Over on the western side of the island is the desolate, ruined village of Capelinhos. A visit there provides a rare glimpse into the evolution of an island. Just over 50 years ago, a volcanic eruption that lasted 127 days added more than another square mile to the island. It left the area littered with pumice stones, but any thoughts I entertained about bringing some back for my bathroom disappeared when our guide gently but firmly reminded us not to remove anything from the site.

The next morning I took the ferry for a day trip to Pico, appropriately dubbed ‘The Black Island’, where the tortured topography of the terrain is dominated by its towering volcano, which at 2351 metres is the highest point in Portugal.

Touring the coastal roads of Pico it’s easy to see the contrasts with the other islands. This, the second largest of the archipelago, is the youngest at just 700,000 years old, and therefore the least fertile. Minor eruptions over the last few hundred years have created beds of lava quaintly referred to by the islanders as the ‘mistérios’. Yet the inhabitants of Pico have used the volcanic rock to build their homes and as you tour the island you will see an abundance of distinctive black houses and churches with their features picked out in white.

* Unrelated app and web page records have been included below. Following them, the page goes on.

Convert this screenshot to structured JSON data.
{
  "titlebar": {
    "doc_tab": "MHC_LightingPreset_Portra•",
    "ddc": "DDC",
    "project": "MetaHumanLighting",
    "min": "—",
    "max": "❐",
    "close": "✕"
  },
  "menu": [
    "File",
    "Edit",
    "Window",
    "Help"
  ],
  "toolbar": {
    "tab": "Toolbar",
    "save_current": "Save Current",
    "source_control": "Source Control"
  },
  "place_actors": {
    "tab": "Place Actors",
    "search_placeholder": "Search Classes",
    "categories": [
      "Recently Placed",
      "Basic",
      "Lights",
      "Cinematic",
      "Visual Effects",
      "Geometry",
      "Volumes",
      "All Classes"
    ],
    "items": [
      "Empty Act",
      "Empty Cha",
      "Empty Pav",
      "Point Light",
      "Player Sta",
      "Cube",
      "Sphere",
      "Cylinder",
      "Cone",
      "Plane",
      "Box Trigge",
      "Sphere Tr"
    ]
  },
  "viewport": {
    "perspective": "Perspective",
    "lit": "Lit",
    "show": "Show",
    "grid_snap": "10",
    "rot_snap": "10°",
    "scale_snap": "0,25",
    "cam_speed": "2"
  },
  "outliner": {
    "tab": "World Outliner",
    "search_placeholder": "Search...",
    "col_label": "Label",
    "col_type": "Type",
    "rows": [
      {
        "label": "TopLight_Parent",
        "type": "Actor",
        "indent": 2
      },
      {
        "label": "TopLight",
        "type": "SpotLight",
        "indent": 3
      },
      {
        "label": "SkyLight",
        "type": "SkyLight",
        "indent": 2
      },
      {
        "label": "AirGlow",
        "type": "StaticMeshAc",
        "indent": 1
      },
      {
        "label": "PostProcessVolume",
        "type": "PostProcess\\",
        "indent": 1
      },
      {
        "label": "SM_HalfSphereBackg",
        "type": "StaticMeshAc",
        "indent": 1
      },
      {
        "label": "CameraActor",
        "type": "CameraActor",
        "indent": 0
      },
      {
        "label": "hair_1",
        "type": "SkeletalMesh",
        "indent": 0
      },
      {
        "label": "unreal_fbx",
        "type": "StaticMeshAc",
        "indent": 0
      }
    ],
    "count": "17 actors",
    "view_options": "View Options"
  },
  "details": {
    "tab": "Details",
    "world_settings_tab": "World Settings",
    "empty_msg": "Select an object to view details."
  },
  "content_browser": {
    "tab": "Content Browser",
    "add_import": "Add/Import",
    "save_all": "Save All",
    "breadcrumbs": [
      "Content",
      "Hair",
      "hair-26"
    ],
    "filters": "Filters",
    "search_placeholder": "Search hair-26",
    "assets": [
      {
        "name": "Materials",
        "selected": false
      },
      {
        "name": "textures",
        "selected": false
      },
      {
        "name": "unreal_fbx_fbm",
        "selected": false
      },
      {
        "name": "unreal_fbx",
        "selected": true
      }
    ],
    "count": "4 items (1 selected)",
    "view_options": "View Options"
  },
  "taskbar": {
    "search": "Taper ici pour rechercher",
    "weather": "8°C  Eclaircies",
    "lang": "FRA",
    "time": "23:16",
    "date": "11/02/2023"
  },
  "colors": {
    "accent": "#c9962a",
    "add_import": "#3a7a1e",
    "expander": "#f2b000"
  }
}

Pico – somewhat improbably – is also a popular wine growing area famed for its Verdelho grape, which Franciscan friars brought to the Azores in the 16th century from Cyprus. In most wine making regions wine producers are faced with chalk, lime or gravel, sunshine or shade. But here the whole island is composed of thick basalt, porous basalt and weathered russet basalt. The ‘terroir’ – the earth, is a dense mesh of volcanic lava, full of volcanic stones and the Atlantic winds can be far too harsh and salty for burgeoning berries to blossom – hardly ideal conditions, yet the result is highly drinkable.

Just south of the main village of Madalena where the ferries arrive from Faial, the vineyards have become the island’s most beautiful treasure and a UNESCO World Heritage Site. The viticulturalists had cleared the land of these big black basalt stones and used them to build higgledy-piggledy low walled enclosures that protect the vines from the wind and thanks to their heat retaining properties, provide extra warmth to help the grapes ripen. And best of all, some of the island’s best wines cost just a few euros a bottle.

As I left the island on the top deck of the ferry from Madalena to Horta, enjoying the passing views of Pico’s volcano while the Atlantic winds tussled my hair, I vowed to return someday to explore the remaining islands within this breathtaking archipelago.

- Peter Holthusen